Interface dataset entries

-- Opening Marker --

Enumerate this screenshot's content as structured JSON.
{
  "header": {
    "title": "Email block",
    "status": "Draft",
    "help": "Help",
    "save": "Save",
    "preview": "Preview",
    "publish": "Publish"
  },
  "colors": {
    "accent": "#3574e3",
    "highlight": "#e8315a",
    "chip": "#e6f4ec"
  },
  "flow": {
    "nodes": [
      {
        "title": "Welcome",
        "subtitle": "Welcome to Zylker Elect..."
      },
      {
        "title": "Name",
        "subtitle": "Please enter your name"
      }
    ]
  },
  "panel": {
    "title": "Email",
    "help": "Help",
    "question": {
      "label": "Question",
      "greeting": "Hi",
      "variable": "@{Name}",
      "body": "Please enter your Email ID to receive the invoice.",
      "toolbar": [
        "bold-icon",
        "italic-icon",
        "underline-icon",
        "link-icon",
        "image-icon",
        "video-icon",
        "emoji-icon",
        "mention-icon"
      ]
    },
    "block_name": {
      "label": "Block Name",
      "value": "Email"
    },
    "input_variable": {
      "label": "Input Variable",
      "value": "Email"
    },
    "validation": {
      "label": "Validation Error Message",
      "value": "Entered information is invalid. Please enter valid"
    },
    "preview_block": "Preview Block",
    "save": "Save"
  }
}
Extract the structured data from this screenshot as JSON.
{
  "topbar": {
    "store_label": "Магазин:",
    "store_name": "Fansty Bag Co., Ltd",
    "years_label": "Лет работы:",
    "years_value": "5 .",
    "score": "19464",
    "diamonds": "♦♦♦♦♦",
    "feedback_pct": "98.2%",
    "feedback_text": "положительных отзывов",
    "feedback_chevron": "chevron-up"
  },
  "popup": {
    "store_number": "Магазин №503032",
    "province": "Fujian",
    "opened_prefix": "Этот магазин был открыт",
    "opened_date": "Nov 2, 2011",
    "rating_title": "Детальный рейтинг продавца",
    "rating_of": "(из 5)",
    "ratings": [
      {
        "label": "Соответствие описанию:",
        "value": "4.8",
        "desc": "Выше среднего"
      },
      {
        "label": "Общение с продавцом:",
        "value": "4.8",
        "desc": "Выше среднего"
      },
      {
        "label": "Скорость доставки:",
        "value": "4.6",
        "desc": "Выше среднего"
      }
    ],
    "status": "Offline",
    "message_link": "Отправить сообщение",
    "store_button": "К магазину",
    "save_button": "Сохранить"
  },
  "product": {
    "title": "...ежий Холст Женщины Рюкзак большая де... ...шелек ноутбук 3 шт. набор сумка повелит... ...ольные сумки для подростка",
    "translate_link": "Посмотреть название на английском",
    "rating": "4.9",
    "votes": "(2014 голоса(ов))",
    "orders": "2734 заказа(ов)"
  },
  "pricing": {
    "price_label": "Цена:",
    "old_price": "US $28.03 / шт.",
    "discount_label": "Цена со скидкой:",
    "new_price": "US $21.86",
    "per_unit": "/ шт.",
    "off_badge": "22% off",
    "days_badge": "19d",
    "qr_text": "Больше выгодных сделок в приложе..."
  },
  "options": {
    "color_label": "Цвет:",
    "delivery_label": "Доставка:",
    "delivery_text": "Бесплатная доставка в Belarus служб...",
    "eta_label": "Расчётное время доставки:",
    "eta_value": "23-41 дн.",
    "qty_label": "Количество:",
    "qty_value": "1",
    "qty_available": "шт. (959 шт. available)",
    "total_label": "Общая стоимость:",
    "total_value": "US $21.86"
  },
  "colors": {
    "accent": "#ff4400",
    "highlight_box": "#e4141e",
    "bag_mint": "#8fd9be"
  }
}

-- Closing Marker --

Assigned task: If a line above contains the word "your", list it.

Answer to this problem:
        "subtitle": "Please enter your name"
      "body": "Please enter your Email ID to receive the invoice.",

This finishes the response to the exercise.